§ WORK INSTRUCTIONS
Would you repeat each line below exactly, without the pictures?

§ INPUT FOR THIS TASK
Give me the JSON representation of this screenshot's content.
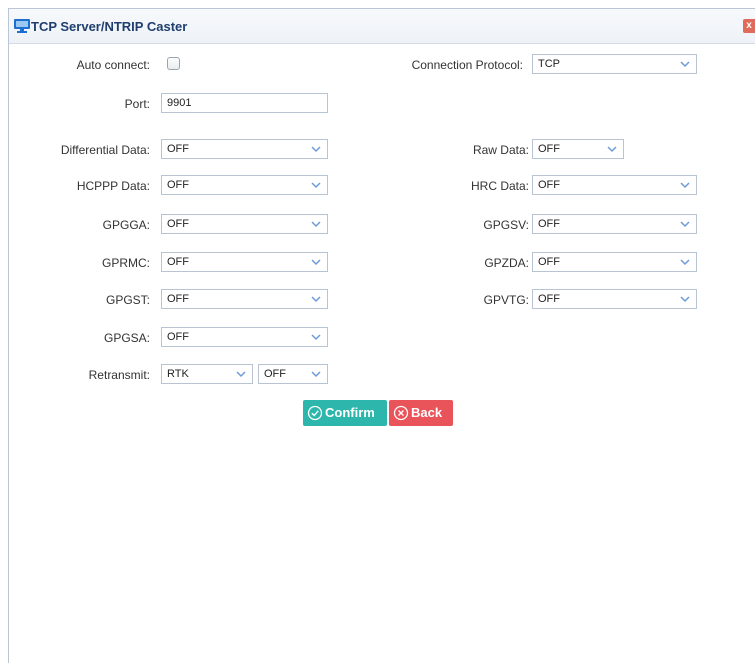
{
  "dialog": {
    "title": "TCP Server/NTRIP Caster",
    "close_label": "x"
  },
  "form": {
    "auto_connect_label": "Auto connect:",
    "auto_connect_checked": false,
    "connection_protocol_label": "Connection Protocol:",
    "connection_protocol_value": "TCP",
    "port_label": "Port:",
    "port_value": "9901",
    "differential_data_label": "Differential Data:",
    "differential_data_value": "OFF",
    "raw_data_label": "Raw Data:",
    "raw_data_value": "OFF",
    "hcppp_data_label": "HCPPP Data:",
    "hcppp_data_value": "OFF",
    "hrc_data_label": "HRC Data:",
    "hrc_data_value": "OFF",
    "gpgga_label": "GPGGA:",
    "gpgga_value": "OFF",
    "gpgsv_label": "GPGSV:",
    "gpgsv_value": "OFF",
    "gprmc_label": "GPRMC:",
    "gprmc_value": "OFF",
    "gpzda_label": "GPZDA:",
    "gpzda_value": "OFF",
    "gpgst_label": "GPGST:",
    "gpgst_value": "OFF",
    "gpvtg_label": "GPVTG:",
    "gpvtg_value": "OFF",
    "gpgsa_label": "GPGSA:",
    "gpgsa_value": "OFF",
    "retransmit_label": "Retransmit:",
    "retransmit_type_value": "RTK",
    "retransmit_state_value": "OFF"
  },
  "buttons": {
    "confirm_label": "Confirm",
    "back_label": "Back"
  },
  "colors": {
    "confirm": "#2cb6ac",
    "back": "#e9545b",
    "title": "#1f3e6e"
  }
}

§ YOUR RESPONSE
Give me the JSON representation of this screenshot's content.
{
  "dialog": {
    "title": "TCP Server/NTRIP Caster",
    "close_label": "x"
  },
  "form": {
    "auto_connect_label": "Auto connect:",
    "auto_connect_checked": false,
    "connection_protocol_label": "Connection Protocol:",
    "connection_protocol_value": "TCP",
    "port_label": "Port:",
    "port_value": "9901",
    "differential_data_label": "Differential Data:",
    "differential_data_value": "OFF",
    "raw_data_label": "Raw Data:",
    "raw_data_value": "OFF",
    "hcppp_data_label": "HCPPP Data:",
    "hcppp_data_value": "OFF",
    "hrc_data_label": "HRC Data:",
    "hrc_data_value": "OFF",
    "gpgga_label": "GPGGA:",
    "gpgga_value": "OFF",
    "gpgsv_label": "GPGSV:",
    "gpgsv_value": "OFF",
    "gprmc_label": "GPRMC:",
    "gprmc_value": "OFF",
    "gpzda_label": "GPZDA:",
    "gpzda_value": "OFF",
    "gpgst_label": "GPGST:",
    "gpgst_value": "OFF",
    "gpvtg_label": "GPVTG:",
    "gpvtg_value": "OFF",
    "gpgsa_label": "GPGSA:",
    "gpgsa_value": "OFF",
    "retransmit_label": "Retransmit:",
    "retransmit_type_value": "RTK",
    "retransmit_state_value": "OFF"
  },
  "buttons": {
    "confirm_label": "Confirm",
    "back_label": "Back"
  },
  "colors": {
    "confirm": "#2cb6ac",
    "back": "#e9545b",
    "title": "#1f3e6e"
  }
}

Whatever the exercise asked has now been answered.